What the exercise asks – Check each line of the listing below for the string "status", then copy every line that has it.

Data for processing –
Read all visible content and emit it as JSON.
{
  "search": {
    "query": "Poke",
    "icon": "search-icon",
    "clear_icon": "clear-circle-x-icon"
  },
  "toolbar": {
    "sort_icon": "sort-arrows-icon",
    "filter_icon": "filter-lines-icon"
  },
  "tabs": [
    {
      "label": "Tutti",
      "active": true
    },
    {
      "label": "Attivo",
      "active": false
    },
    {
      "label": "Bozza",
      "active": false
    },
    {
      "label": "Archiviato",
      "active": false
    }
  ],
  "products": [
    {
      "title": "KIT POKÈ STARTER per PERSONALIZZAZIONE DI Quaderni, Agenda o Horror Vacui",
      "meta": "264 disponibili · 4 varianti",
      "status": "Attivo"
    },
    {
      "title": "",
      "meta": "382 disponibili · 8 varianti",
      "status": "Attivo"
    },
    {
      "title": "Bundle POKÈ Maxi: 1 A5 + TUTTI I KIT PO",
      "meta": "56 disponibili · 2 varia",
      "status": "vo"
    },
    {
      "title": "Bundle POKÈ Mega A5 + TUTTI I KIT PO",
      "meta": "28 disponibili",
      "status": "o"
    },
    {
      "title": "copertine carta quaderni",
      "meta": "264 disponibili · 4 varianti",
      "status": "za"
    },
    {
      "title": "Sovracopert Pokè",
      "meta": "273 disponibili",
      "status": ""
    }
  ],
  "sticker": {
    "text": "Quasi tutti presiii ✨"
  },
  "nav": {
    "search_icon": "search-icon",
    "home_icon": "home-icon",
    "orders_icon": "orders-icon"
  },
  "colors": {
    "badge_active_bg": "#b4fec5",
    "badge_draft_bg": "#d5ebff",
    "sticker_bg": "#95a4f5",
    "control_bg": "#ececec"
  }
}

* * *

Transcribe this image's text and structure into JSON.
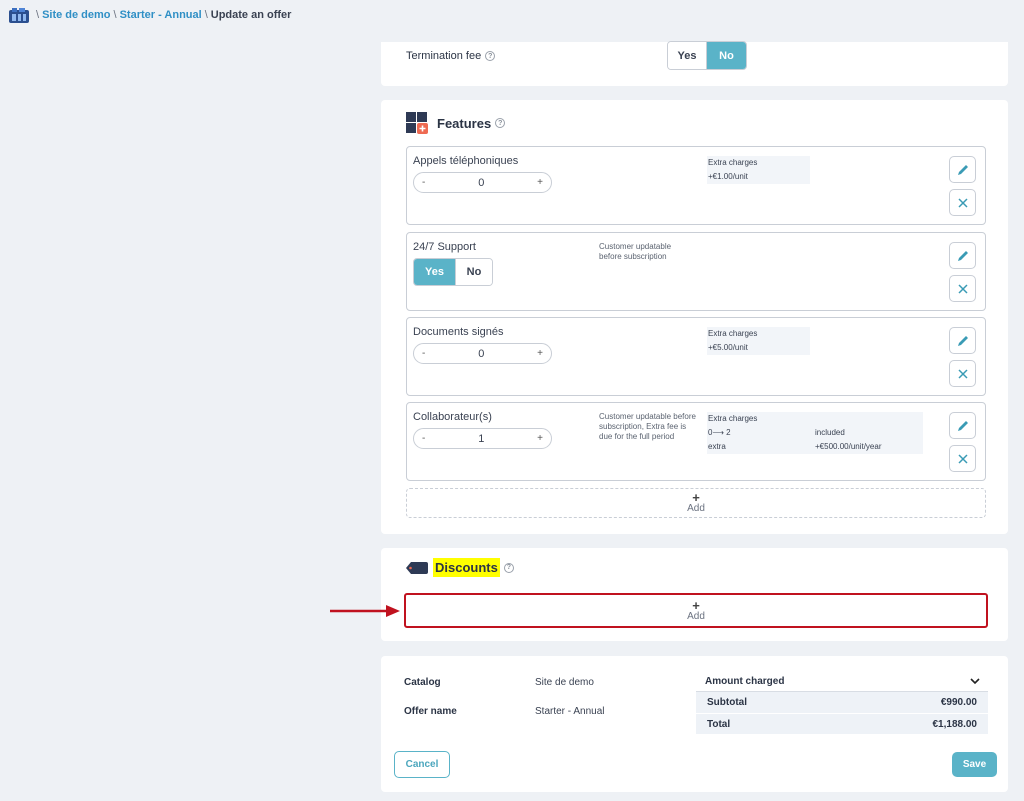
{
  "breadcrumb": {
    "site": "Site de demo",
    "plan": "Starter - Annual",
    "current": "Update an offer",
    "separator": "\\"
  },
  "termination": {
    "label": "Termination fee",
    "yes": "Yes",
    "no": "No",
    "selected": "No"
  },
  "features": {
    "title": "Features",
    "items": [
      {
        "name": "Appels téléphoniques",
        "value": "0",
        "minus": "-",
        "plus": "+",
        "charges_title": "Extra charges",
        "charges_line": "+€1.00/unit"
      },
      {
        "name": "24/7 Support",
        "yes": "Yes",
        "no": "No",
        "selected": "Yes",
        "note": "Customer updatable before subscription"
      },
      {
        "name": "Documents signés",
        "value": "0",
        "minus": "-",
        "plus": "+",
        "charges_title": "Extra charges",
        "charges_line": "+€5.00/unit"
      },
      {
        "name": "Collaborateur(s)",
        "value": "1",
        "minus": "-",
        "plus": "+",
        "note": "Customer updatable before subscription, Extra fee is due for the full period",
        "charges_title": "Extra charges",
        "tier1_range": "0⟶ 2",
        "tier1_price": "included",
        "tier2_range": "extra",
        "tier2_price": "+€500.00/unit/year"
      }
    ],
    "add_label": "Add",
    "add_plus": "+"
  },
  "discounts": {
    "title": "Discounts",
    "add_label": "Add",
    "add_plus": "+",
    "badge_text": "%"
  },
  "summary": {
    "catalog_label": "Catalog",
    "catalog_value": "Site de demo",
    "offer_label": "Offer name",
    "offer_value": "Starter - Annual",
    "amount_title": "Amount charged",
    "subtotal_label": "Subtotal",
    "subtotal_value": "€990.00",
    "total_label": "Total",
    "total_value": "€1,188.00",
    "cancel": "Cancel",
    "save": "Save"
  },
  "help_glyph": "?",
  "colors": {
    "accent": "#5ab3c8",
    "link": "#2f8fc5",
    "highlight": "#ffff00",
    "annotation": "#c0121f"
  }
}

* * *

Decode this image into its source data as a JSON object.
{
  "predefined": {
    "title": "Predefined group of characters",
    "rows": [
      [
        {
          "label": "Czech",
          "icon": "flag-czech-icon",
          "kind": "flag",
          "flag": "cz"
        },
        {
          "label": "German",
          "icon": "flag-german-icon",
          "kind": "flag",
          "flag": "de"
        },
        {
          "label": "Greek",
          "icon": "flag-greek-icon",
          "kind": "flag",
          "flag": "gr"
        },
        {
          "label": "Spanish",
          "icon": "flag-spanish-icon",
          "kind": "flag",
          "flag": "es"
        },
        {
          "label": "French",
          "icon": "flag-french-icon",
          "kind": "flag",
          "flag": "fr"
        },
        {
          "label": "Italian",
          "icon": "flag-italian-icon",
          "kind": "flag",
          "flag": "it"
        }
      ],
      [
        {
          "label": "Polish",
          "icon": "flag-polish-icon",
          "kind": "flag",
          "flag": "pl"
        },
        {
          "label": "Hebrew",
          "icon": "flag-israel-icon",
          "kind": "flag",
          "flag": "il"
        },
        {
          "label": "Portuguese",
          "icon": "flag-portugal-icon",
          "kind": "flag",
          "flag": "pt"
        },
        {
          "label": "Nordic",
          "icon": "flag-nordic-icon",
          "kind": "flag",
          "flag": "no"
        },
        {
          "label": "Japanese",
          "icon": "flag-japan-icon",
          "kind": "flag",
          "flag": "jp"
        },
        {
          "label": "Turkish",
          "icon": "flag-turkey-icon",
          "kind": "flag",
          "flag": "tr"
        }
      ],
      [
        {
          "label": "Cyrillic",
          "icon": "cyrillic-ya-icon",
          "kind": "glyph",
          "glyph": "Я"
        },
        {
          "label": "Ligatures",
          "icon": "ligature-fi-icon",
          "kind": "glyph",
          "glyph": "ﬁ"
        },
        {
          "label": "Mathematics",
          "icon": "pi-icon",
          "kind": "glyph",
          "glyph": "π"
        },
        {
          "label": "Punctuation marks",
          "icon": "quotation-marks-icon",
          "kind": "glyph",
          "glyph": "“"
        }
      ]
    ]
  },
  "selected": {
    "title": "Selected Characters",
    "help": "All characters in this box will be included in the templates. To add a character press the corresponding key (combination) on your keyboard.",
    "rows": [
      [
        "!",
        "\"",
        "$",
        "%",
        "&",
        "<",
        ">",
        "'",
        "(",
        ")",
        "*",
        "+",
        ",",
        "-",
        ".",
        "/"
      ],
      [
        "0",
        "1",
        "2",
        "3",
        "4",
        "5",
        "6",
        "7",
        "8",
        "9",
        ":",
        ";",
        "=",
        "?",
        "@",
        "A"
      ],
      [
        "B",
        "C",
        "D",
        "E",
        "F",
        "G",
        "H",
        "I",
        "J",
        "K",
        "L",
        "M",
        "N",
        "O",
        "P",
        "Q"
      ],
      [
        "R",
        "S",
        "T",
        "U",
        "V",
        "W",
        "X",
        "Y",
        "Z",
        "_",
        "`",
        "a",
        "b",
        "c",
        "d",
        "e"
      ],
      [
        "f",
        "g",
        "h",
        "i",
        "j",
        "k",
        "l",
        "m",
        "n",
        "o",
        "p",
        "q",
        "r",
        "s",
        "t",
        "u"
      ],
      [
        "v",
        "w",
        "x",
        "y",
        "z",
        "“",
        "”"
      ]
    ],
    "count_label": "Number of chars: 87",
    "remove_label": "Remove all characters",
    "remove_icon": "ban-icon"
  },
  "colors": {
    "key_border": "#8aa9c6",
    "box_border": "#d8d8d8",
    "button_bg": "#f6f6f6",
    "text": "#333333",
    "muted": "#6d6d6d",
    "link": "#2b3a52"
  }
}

Result of the task –
      "status": "Attivo"
      "status": "Attivo"
      "status": "vo"
      "status": "o"
      "status": "za"
      "status": ""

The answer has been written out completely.